Pull every line that includes the word "this" out of the data below and copy it.
↓
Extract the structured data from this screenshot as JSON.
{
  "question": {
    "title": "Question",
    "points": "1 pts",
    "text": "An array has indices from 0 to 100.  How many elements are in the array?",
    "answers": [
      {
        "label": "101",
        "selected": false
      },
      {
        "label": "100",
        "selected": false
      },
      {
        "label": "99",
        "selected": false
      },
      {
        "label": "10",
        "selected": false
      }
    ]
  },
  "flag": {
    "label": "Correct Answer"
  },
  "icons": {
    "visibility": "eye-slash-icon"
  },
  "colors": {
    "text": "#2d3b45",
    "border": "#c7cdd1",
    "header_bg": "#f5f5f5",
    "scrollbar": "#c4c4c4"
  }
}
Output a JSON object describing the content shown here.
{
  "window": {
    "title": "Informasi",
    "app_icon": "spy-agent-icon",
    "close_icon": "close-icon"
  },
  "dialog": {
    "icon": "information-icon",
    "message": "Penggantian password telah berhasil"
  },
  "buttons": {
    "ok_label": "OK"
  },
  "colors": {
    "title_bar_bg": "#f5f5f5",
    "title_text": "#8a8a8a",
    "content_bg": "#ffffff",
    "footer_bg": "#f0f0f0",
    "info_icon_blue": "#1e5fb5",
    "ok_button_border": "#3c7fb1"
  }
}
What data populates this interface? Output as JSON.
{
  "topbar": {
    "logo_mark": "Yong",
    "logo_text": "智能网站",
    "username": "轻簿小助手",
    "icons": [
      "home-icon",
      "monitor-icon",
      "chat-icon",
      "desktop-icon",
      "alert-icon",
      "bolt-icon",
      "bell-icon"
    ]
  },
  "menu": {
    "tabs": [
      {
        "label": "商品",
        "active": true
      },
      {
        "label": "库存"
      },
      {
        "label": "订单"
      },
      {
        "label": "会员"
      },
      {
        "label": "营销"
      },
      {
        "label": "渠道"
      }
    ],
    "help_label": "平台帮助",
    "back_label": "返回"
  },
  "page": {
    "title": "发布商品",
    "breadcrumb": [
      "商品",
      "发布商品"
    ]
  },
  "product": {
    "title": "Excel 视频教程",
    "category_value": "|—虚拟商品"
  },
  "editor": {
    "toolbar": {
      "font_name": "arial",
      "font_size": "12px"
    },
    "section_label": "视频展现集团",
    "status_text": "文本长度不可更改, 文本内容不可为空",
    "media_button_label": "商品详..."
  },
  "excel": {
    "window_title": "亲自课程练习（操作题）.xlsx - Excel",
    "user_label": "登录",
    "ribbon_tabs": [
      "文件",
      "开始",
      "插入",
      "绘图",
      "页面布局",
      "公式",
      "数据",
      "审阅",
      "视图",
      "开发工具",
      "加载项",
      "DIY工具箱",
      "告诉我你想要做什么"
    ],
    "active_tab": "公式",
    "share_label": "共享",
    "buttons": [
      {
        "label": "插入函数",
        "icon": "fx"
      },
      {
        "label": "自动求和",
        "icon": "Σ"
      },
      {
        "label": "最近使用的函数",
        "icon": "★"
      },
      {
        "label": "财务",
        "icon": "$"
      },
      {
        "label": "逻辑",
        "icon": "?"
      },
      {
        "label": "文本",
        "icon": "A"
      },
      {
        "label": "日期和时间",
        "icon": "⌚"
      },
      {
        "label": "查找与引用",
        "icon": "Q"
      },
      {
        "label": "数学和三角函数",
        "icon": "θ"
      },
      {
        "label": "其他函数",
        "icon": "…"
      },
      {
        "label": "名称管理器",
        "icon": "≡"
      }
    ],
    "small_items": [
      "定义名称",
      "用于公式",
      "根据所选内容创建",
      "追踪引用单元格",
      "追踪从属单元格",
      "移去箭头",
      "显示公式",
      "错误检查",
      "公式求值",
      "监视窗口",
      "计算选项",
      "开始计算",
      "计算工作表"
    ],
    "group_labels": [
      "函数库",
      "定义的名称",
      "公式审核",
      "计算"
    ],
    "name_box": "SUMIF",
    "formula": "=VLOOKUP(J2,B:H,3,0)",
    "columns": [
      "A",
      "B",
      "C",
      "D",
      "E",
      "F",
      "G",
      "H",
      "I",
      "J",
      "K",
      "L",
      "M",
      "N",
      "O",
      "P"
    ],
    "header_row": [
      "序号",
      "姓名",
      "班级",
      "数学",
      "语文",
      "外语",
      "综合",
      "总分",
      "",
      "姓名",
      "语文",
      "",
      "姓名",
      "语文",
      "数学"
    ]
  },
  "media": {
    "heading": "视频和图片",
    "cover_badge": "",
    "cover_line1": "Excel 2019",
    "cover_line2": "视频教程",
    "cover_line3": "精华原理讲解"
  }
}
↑
• [Task solution]:
Extract the structured data from this screenshot as JSON.
What data populates this interface? Output as JSON.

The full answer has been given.